Spring is here - Prepare your bicycle properly
by Manfred Rieder
If your bicycle "wintered" outside, I sincerely hope you will contemplate getting a new one, because rust will appear inside the frame, cable housings, crank shell and even in the pedals. If you kept it inside, there is a good chance that you will only have to spend a couple of hours to get it ready for that great first ride of spring.
Start with checking the tires. Inflate them fully and if you do not have a gauge on your pump, pump them up until they feel hard but still have some "give" when you pinch the sides. Now examine the tires for cracks on the sidewalls. If you have them and they appear to be flaking or if they open wider when you pinch the tire surface near the crack, your tires are toast. Get new ones and while you are at it, buy new tubes. The tire size is marked on the side of the tire and you will have to match the tube size to the tire size. At this point let me point out that it is my experience that buying tires and tubes from a bicycle shop will in almost all cases be less expensive than your local department store ! I just purchased a set of 27 1/4" tires and matching tubes for my wife's bike for $ 48.- at a local shop. At a department store they wanted $ 64.- for the same set. They may sell you a crappy bike for $ 125.- but they do not service it and if you need parts they "get you".
(As an aside: Department stores do not have mechanics on duty. Most of them hire a gang of mostly inexperienced people to come in and assemble bikes for them, often at a low fixed rate per bike. As a former bicycle shop owner, I have spent hundreds of hours fixing those ill assembled pieces of crap and eventually refused to even work on them because I did not want the liability which comes with any repair. If you value your life and want value for your money, go to the professional shop which will serve you as long as you own the machine!)

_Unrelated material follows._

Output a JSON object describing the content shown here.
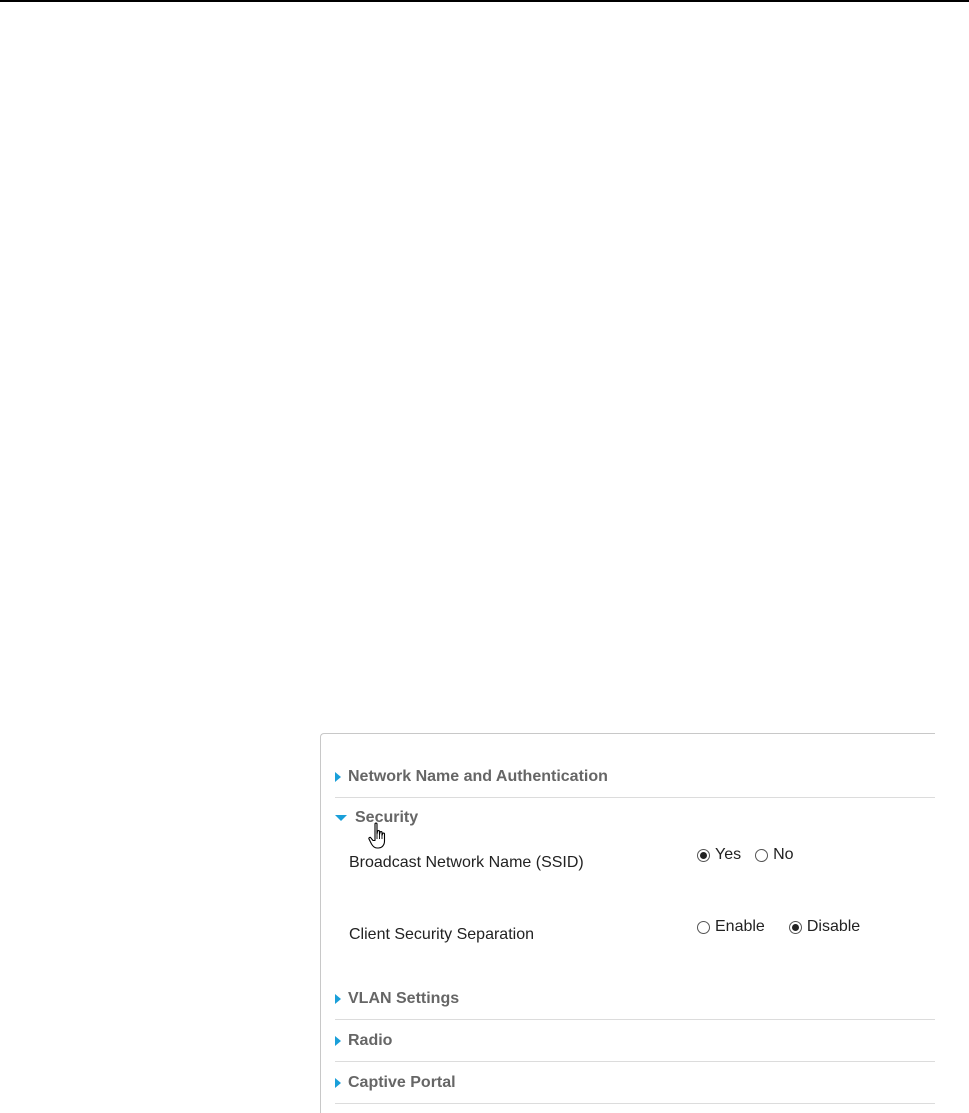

If the tires are good follow my advise and do the following: Wash your bike with warm water into which you have added some dish washing liquid. Let it dry and then spray the whole frame with WD-40. Never use this product as a lubricant because as it dries, it will attract dust and dirt. But it is excellent for cleaning the frame. Use a lint free cotton rag (any discarded tee-shirt will work. I use old socks because I can get my hand into them and have a good grip when I slide my hand around stays and frame rails. Let the bicycle dry for a few minutes and lightly buff it with a clean cloth. This should take care of most surface problems on the frame. If your bike has steel rims and they are showing rust, spray them with WD-40 and use a fine steel wool pad while the WD-40 is still wet. You will be able to remove most of the rust from all chromed surfaces and spokes. Do not forget the cranks or the chrome seat post.
Next, lightly oil the chain and put a drop of bicycle oil on the outside of each axle where it enters the hub. The axles have grease in them but a bit of external oil sometimes helps to keep water out.

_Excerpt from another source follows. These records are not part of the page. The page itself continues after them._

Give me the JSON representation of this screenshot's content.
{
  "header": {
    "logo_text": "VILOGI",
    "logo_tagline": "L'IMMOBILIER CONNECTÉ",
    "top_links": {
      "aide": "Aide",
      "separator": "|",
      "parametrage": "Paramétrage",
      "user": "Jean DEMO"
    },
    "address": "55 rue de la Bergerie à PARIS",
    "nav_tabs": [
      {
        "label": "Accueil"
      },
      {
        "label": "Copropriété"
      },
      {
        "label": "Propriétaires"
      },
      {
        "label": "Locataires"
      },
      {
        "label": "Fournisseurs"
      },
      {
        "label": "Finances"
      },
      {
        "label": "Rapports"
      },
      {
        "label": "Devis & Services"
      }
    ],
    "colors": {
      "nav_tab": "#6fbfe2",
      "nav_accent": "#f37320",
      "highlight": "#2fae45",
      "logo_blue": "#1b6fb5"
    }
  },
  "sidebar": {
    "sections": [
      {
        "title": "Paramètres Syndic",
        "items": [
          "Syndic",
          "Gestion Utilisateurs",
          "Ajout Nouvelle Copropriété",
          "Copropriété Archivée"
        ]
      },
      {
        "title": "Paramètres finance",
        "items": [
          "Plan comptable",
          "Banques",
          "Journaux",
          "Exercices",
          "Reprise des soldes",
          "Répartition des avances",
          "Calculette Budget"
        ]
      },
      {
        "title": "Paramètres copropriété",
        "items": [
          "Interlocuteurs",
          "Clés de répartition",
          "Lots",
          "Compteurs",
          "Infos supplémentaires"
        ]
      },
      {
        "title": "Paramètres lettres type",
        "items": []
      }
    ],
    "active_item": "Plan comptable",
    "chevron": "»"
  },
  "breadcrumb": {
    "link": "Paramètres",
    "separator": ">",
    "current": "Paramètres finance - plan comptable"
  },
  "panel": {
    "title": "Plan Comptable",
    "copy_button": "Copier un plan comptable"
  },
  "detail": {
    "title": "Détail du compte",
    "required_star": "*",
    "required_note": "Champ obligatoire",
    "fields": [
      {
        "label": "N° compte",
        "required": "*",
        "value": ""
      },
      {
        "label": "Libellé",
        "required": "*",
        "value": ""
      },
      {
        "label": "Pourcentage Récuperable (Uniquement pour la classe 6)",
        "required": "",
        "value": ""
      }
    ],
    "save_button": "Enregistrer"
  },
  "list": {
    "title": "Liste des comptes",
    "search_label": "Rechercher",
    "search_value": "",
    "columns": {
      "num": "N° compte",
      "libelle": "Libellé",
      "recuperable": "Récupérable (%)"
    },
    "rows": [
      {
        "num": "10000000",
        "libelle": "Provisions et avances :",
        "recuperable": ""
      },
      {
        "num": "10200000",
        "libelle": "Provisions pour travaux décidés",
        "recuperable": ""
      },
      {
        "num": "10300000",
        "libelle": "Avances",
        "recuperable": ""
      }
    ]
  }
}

Now to the next task at hand: the first thing I do is, go over the basic stuff like checking if the brakes work fine, check if the pads are not worn out, at the same time I turn the wheels to see if they are true, using the brake pads to eyeball this and check the general condition of the brake pads. If they squeak, use some sandpaper to "scuff" them. This works well most of the time. Next I shift all the gears front and back to see they needs any adjustment. If you are not confident about this, or if the chain tries to ride too high up to the spokes, go to the nearest bicycle shop!
After that I check if the cables for brake and shifters are frayed or rusted. If they don't require to be replaced, I lube the exposed portions using ATF or regular bike oil. I then go over the entire bike to tighten everything that can be, keeping an eye out for less obvious stuff like missing bolts, cracked metal, loose parts or anything out of the ordinary. This is also a good time to see if any of the main bearings are loose. Rock both wheels from side to side and if you feel any movement or clunking, the bearings are loose and require your attention. In the case of the main pedal axle, or bottom bracket, grab one of the cranks and try to shake it from side to side as well. If it moves, grab the other crank arm and try again. If both of them jiggle in unison, you have loose bearings. If only one jiggles, your crank arm is about to fall off. Adjust and tighten as needed.
Important. When you are done, grip the front brakes tight and push the bicycle back and forth. If there is a rocking motion in the fork, you have loose bearings in the crown of your headset. Tighten the lower ring by hand as much as you can and then tighten the upper nut (this will probably need a large adjustable wrench or slipjoint pliers, until the fork does not move back and forth but still rotates from left to right without binding. If you have any problems with this - again my advise is the local bicycle shop.
Lastly, let me please tell you that you should only attempt any of the above if your bike was in decent shape when you put it away last fall. Do not try to resurrect a bike you found on the side of the road. This is the fastest way to make the local ambulance service rich.
Enjoy your riding!